Danny was leading the stalk and spotted a hind on the opposite face. We weren’t far from camp so we positioned for a shot. The deer meandered up the face and into some thick bush, never to be seen again. As we pressed on, Tommy spotted a deer across the creek, got steady and squeezed off the shot. Danny and I didn’t see the deer but Tom said it had velvet antlers. Tommy waited where he shot from and directed us to where the deer was standing. You wouldn’t believe where the stag was. It was standing in the bed found the day prior.
We searched for a blood trail and found some small specs consistently spaced along the exit route, evidence the deer was running. Eighty metres on the specs became more closely spaced indicating the deer had slowed down to a walk. We found the deer piled up, not fifteen metres further, lifeless after a perfectly placed shot. Even though he is only a spiker, Tommy was stoked to get his first hard velvet deer and the meat will be divine. This animals life & death will be remembered, he didn’t leave this world in vein, we will enjoy the nourishment of his organic meat and thank him with every mouthful.
When we got back to camp we prepared the heart for breakfast. A tradition shared by our hunting crew for the last five or so years. A little bit of seasoning & a hot pan is all you need to make a truly memorable meal.
This hunt stood out for how relaxed the vibe was, no pressure of getting a result, just good old fashioned time in the outdoors. We sometimes make hunting harder than it needs to be but this trip was a perfect way to start our season. We managed to land a couple of trout and bagged some fresh meat off a young deer on the last morning. We ate like kings, laughed a lot, drank too much coffee and reconnected with nature in a way that most people never will. This was the perfect start to the 2022 hunting season!

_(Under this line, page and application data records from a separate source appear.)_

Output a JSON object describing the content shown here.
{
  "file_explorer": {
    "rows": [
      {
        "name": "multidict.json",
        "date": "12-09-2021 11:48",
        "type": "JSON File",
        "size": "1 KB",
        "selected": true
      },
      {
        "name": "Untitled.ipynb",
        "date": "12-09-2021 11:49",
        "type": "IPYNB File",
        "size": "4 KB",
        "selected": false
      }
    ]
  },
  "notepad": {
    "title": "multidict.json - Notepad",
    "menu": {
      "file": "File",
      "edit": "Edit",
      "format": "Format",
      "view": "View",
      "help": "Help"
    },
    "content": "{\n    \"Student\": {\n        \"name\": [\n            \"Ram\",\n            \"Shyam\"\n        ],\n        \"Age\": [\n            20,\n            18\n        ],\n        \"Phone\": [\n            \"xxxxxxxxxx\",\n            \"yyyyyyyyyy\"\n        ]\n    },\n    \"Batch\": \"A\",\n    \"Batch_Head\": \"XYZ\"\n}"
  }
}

Get out there an live wild! But before you go, call in to Mansfield hunting & fishing to stock up on all the gear you need!
The Radix meals were great, didn’t use excess water and were very flavoursome. Light in the pack and easy to prepare. The chilli meat was rated best followed by rosemary lamb and then Turkish lamb. All are good though. The only problem… there wasn’t more of them!
The Atlas Wild powder sachets weren’t at all bad. The lemon lime rise was the pick for flavours but the arctic blue is also easy to drink. They are perfect for backcountry hunts where masking the taste of dodgy stream water is required. I personally didn’t get the energy hit that was expected, I’m no scientist but I’m sure all of the ingredients helped in the way they are supposed to.
Hunters Element camo
Hunters Element Jumper/Cap
Hunters Element boots
Hunters Element Game bag
Hunters Element Knife
Tikka T3 lite
Vortex scope & binos
Barebones 28cm cast iron frying pan
Yeti 65 cooler
Yeti go box
Lanes bbq rub
Garmin rino 750
Jetboil cutlery set
Blog by: Chris Burns